(Element data from apps and pages)
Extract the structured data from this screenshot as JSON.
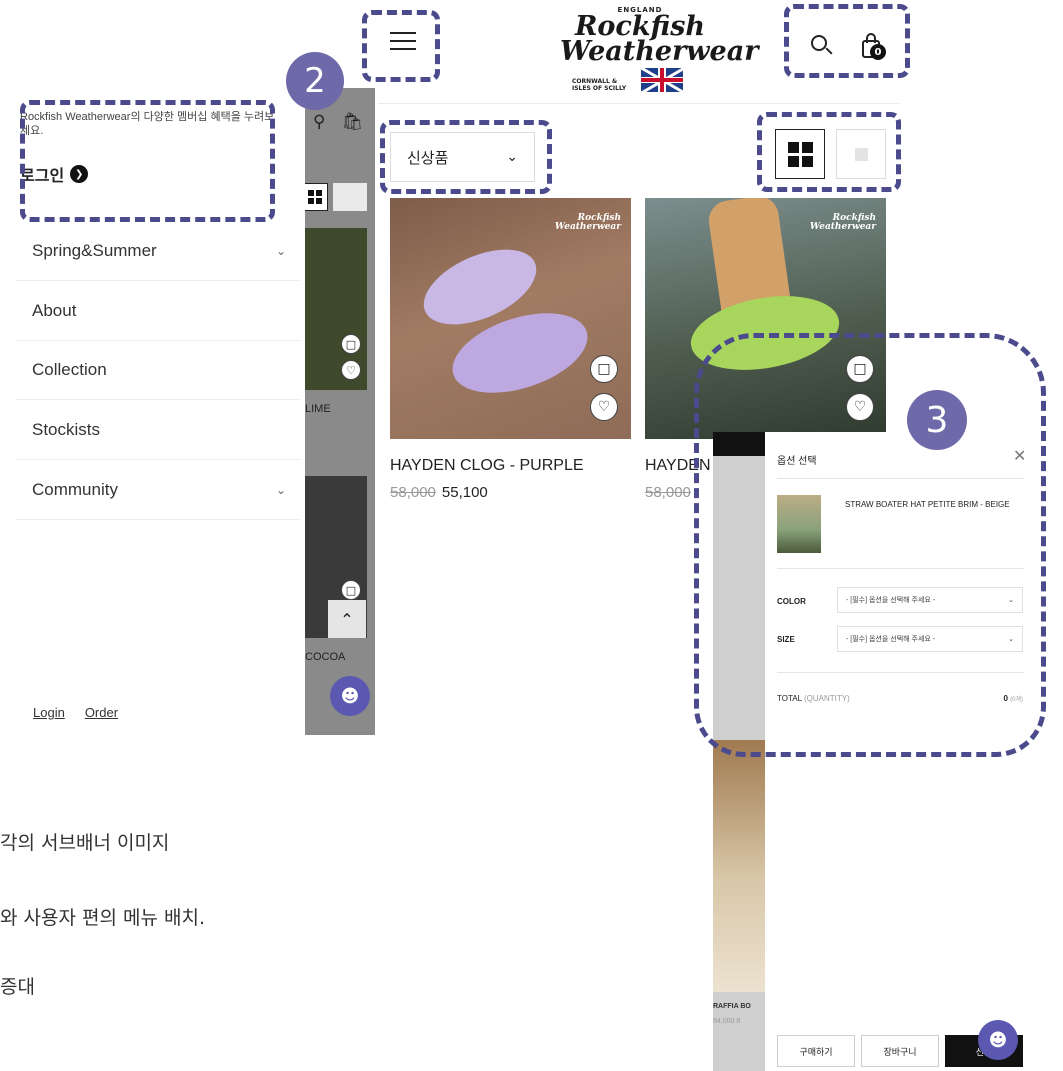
{
  "drawer": {
    "promo": "Rockfish Weatherwear의 다양한 멤버십 혜택을 누려보세요.",
    "login_title": "로그인",
    "menu": [
      {
        "label": "Spring&Summer",
        "has_children": true
      },
      {
        "label": "About",
        "has_children": false
      },
      {
        "label": "Collection",
        "has_children": false
      },
      {
        "label": "Stockists",
        "has_children": false
      },
      {
        "label": "Community",
        "has_children": true
      }
    ],
    "footer": {
      "login": "Login",
      "order": "Order"
    },
    "bg_labels": [
      "LIME",
      "COCOA"
    ]
  },
  "annotations": {
    "badge_2": "2",
    "badge_3": "3"
  },
  "header": {
    "logo": {
      "top": "ENGLAND",
      "line1": "Rockfish",
      "line2": "Weatherwear",
      "sub1": "CORNWALL &",
      "sub2": "ISLES OF SCILLY"
    },
    "cart_count": "0",
    "side_cart_count": "0"
  },
  "toolbar": {
    "sort_selected": "신상품"
  },
  "products": [
    {
      "name": "HAYDEN CLOG - PURPLE",
      "old_price": "58,000",
      "price": "55,100"
    },
    {
      "name": "HAYDEN",
      "old_price": "58,000",
      "price": ""
    }
  ],
  "image_logo": {
    "line1": "Rockfish",
    "line2": "Weatherwear"
  },
  "modal": {
    "title": "옵션 선택",
    "product_name": "STRAW BOATER HAT PETITE BRIM - BEIGE",
    "options": [
      {
        "label": "COLOR",
        "placeholder": "- [필수] 옵션을 선택해 주세요 -"
      },
      {
        "label": "SIZE",
        "placeholder": "- [필수] 옵션을 선택해 주세요 -"
      }
    ],
    "total_label": "TOTAL",
    "total_qty_label": "(QUANTITY)",
    "total_value": "0",
    "total_count": "(0개)",
    "buttons": {
      "buy": "구매하기",
      "cart": "장바구니",
      "gift": "선물"
    },
    "bg_label": "RAFFIA BO",
    "bg_price": "84,000  8"
  },
  "captions": [
    "각의 서브배너 이미지",
    "와 사용자 편의 메뉴 배치.",
    "증대"
  ],
  "colors": {
    "annotation": "#4a4a8c",
    "badge": "#6e69a8",
    "chat": "#5a58b0"
  }
}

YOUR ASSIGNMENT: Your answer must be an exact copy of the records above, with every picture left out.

ANSWER AREA:
Extract the structured data from this screenshot as JSON.
{
  "drawer": {
    "promo": "Rockfish Weatherwear의 다양한 멤버십 혜택을 누려보세요.",
    "login_title": "로그인",
    "menu": [
      {
        "label": "Spring&Summer",
        "has_children": true
      },
      {
        "label": "About",
        "has_children": false
      },
      {
        "label": "Collection",
        "has_children": false
      },
      {
        "label": "Stockists",
        "has_children": false
      },
      {
        "label": "Community",
        "has_children": true
      }
    ],
    "footer": {
      "login": "Login",
      "order": "Order"
    },
    "bg_labels": [
      "LIME",
      "COCOA"
    ]
  },
  "annotations": {
    "badge_2": "2",
    "badge_3": "3"
  },
  "header": {
    "logo": {
      "top": "ENGLAND",
      "line1": "Rockfish",
      "line2": "Weatherwear",
      "sub1": "CORNWALL &",
      "sub2": "ISLES OF SCILLY"
    },
    "cart_count": "0",
    "side_cart_count": "0"
  },
  "toolbar": {
    "sort_selected": "신상품"
  },
  "products": [
    {
      "name": "HAYDEN CLOG - PURPLE",
      "old_price": "58,000",
      "price": "55,100"
    },
    {
      "name": "HAYDEN",
      "old_price": "58,000",
      "price": ""
    }
  ],
  "image_logo": {
    "line1": "Rockfish",
    "line2": "Weatherwear"
  },
  "modal": {
    "title": "옵션 선택",
    "product_name": "STRAW BOATER HAT PETITE BRIM - BEIGE",
    "options": [
      {
        "label": "COLOR",
        "placeholder": "- [필수] 옵션을 선택해 주세요 -"
      },
      {
        "label": "SIZE",
        "placeholder": "- [필수] 옵션을 선택해 주세요 -"
      }
    ],
    "total_label": "TOTAL",
    "total_qty_label": "(QUANTITY)",
    "total_value": "0",
    "total_count": "(0개)",
    "buttons": {
      "buy": "구매하기",
      "cart": "장바구니",
      "gift": "선물"
    },
    "bg_label": "RAFFIA BO",
    "bg_price": "84,000  8"
  },
  "captions": [
    "각의 서브배너 이미지",
    "와 사용자 편의 메뉴 배치.",
    "증대"
  ],
  "colors": {
    "annotation": "#4a4a8c",
    "badge": "#6e69a8",
    "chat": "#5a58b0"
  }
}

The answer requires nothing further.